tured by the enemy, through the energy and vigilance of Captain Cole, assistant quartermaster Thirty-seventh Virginia Regiment, fired, with the depot and buildings in which they were stored, and destroyed.
Early on the morning of the 31st the Twenty-first Virginia Regiment (Colonel Cunningham commanding) left Winchester in charge of some 2,300 Federal prisoners and moved up the valley toward Staunton. It was followed by the other troops then near Winchester, which at that time embraced all my command except that part which had been left with Winder. The command encamped that night near Strasburg.
On the following morning General Fremont, who was approaching by way of Wardensville, attacked my outpost in that direction. As it was necessary for me to maintain my position at Strasburg until Winder should arrive with his command, General Ewell was ordered, with his division, to hold Fremont in check. Other troops were subsequently sent to his support, and after a spirited resistance the enemy's advance fell back a short distance.
Toward evening Winder arrived, part of his brigade (the Second Virginia Regiment) having in one day marched 36 miles. The command being again united, the retreat was resumed toward Harrisonburg.
The public property captured in this expedition at Front Royal, Winchester, Martinsburg, and Charlestown was of great value, and so large in quantity that much of it had to be abandoned for want of necessary means of transportation. Major Harman, my chief quartermaster, had but one week within which to remove it, and, although his efforts were characterized by his usual energy, promptitude, and judgment, all the conveyances that within that short period could be hired or impressed were inadequate to the work. The medical stores, which filled one of the largest store-houses in Winchester, were fortunately saved. Most of the instruments and some of the medicines, urgently needed at that time by the command, were issued to the surgeons; the residue was sent to Charlottesville and turned over to a medical purveyor. Two large and well-furnished hospitals, capable of accommodating some 700 patients, were found in the town and left undisturbed, with all their stores, for the use of the sick and wounded of the enemy.

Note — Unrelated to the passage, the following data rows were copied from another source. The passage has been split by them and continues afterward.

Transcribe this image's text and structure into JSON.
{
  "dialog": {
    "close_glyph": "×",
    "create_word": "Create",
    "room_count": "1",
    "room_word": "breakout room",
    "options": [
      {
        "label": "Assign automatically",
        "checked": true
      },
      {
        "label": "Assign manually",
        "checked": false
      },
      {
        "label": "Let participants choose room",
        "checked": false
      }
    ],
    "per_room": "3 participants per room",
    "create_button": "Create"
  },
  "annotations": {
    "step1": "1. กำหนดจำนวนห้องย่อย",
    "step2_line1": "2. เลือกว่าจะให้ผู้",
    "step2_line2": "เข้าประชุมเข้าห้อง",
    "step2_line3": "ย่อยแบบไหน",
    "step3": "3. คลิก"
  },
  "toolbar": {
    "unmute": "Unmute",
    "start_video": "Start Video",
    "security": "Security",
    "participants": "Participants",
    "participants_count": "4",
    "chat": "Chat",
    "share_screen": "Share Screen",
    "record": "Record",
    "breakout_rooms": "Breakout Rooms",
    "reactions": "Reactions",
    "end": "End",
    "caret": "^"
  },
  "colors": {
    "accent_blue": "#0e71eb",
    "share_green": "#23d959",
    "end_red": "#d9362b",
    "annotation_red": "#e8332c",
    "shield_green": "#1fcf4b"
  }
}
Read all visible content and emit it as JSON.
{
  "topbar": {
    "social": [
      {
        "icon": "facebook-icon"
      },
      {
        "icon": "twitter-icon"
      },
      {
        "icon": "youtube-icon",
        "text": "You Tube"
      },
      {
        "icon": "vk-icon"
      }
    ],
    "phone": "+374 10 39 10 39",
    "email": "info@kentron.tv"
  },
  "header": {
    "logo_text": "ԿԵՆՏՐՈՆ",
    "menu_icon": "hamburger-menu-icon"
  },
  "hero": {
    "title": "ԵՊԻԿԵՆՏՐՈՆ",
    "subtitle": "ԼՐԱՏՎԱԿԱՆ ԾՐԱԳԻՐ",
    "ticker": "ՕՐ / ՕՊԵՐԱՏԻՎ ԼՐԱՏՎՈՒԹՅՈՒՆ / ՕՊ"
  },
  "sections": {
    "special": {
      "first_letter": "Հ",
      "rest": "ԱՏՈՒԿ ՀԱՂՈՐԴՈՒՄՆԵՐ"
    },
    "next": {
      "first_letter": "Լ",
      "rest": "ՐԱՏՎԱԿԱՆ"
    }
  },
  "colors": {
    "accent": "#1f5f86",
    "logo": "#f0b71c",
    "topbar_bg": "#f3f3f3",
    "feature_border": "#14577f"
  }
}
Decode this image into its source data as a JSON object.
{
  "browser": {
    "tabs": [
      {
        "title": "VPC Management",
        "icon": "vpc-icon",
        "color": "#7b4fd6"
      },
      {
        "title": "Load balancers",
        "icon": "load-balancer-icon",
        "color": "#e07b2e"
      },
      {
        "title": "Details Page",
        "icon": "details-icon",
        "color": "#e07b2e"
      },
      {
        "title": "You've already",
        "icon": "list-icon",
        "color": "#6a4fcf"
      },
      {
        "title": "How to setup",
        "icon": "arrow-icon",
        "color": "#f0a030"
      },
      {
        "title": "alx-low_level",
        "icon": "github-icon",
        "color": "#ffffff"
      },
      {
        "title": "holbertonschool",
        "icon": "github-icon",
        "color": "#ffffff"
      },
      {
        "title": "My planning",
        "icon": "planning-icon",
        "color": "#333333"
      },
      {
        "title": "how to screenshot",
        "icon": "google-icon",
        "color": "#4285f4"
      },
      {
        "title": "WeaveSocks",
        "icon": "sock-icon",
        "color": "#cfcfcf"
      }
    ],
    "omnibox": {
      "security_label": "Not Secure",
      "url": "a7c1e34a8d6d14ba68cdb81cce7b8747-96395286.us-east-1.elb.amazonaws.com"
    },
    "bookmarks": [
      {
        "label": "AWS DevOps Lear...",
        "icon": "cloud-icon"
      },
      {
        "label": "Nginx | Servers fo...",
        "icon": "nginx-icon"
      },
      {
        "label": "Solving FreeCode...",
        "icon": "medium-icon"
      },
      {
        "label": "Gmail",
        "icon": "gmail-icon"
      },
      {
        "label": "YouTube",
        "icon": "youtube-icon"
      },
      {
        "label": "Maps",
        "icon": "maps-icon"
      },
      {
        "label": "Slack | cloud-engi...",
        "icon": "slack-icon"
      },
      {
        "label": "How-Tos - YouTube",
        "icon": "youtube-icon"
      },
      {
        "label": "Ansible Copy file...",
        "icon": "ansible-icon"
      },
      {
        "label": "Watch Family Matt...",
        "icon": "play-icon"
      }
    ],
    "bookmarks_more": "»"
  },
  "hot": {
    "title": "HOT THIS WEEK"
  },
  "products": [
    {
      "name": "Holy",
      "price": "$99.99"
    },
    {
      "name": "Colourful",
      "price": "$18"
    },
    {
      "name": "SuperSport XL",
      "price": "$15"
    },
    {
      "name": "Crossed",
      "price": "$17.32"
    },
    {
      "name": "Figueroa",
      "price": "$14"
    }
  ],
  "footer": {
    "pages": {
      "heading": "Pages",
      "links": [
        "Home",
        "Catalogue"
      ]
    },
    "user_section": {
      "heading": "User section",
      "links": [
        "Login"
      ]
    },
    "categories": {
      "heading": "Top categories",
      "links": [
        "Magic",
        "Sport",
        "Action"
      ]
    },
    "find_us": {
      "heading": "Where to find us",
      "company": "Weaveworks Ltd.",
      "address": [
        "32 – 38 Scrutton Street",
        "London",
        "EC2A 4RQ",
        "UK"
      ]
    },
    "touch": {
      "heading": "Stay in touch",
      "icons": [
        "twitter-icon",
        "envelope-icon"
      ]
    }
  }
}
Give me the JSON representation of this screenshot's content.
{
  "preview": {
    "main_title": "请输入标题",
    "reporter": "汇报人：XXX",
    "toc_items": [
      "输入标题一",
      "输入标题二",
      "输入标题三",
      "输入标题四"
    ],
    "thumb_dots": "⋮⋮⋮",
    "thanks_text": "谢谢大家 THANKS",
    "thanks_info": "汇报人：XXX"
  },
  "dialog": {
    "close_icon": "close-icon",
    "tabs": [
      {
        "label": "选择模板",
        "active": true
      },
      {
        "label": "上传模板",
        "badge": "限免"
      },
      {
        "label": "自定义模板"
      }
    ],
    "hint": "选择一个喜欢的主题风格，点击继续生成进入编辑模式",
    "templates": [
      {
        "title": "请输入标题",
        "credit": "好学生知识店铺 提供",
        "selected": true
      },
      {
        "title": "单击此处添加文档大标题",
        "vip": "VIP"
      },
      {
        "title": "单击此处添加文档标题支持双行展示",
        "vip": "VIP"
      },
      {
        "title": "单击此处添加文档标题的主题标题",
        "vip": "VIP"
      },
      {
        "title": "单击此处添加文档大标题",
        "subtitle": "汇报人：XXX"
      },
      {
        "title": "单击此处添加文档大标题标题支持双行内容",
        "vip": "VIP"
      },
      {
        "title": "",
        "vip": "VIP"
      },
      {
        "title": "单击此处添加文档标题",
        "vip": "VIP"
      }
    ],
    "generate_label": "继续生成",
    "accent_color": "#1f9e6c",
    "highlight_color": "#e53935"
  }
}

Commissary supplies, consisting of upward of 100 head of cattle, 34,000 pounds of bacon, flour, salt, sugar, coffee, hard bread, and cheese, were turned over to the proper officers, besides large amounts taken by the troops and not accounted for. Sutler's stores valued at $25,000, and for want of transportation abandoned to the troops, were captured. Quartermaster's stores to the value of $125,185 were secured, besides an immense amount destroyed. Many horses were taken by the cavalry. Among the ordnance stores taken and removed in safety were 9,354 small-arms and two pieces of artillery and their caissons.
The official reports of the casualties of my command during this expedition, including the engagements at Front Royal and Winchester, show a list of 68 killed and 329 wounded, with 3 missing, making a total loss of 400.
In addition to the prisoners in Colonel Cunningham's charge there were found in the hospitals at Winchester about 700 sick and wounded of the enemy, and at Strasburg some 50, making the total number who fell into our hands about 3,050. Those left in the hospitals were paroled. Eight Federal surgeons, attending the sick and wounded at